By Robert Habermann, Pace Energy and Climate Center 2017-2018 Equitable Access to Sustainable Energy Fellow
The Lawrence Berkeley National Laboratory (“LBNL”) recently released a report titled, Income Trends of Residential PV Adopters, that identifies a growing correlation between photovoltaic solar adoption and moderate-income households. This report also comes on the heels of a GTM Research and PowerScout study that revealed middle-income homeowners make up 70% of solar customers in California, Massachusetts, New York and New Jersey. The developing data on solar adoption by moderate-income homes is positive news for the industry, for ratepayers and for states seeking to transition to more resilient and distributed grid. Yet, is a new dawn for the adoption of rooftop solar upon us? Maybe. One thing we can confidently discern: the data disproves the deceptive argument that solar is for the wealthy and that most households can’t afford to install rooftop panels.
Lawrence Berkeley National Laboratory, https://emp.lbl.gov/news/new-berkeley-lab-study-offers-insights-income.
Both reports recognize the importance of using the correct household-level data in the studies. Household-level data provides a more granular and accurate look at adoption trends while avoiding the zip-code level bias (i.e. extensive income variations within zip codes) that many “solar adoption” reports have utilized in the past. The LBNL report builds upon the GTM Research study by taking an even wider geographical scope, surveying 13 states of which this data is available for a majority of the market. The results clearly show a trend towards the adoption of solar by moderate-income households. If you look at Figure 2, the median income for PV adopters has declined from $100k in 2010 to $87k in 2016, while the income gap between PV adopters and owner-occupied households (“OO-HHs”) has dropped from 27% to 10% during that same time. LBNL notes in the report that the four highest-income states (CA, CT, DC and MA) have even reached “income party,” that the median income of OO-HHs is at or below the median income of PV adopters.
What is driving this trend towards PV adoption by moderate income households? LBNL offers a few ideas: The declining cost of PV solar, efforts by public institutions and solar firms to target low-to-moderate income (“LMI”) customers, third-party ownership models, and a general maturation of the market coupled with customer awareness. Yet, further measures can be taken to close the gap between PV adoption and income and secure more equitable access to the residential solar market.

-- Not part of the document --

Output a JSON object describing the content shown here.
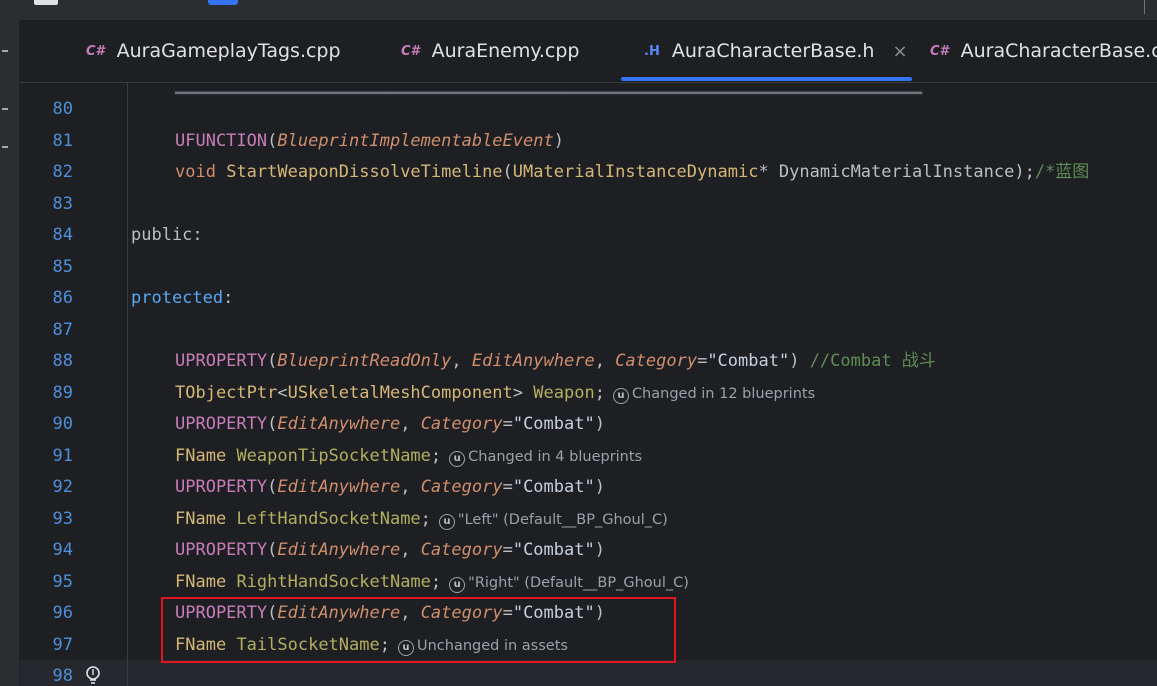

The LBNL report highlights a few key elements that can be addressed:
Finding: Home-ownership, which correlates with higher income, drives differences in PV adoption among income groups. Recommendation: Solar policy needs to address the split-incentive issue to accommodate for renters and those living in multi-family buildings.
Finding: LMI households have a higher rate of third-party ownership of their residential PV systems. Recommendation: State policy should allow lease providers to take advantage of and pass along ownership incentives to LMI customers.
Finding: Residential PV system size is notably smaller for LMI households. Recommendation: Rate structures must be designed to recognize the value of solar to the grid and not simply incentivize higher electricity consumption.
It should also be noted that participation in a community shared solar project provides an avenue for LMI customers to obtain the benefits of solar without needing a rooftop system. Therefore, state policy should support regulations that promote development of community-based solar.
The Pace Energy and Climate Center is currently working on all of these issues in the Value of Distributed Energy Resources proceeding in New York State. The Center also continues to advocate for solar policy that serves LMI customers with written testimony submitted throughout the country in regulatory and rate-case proceedings.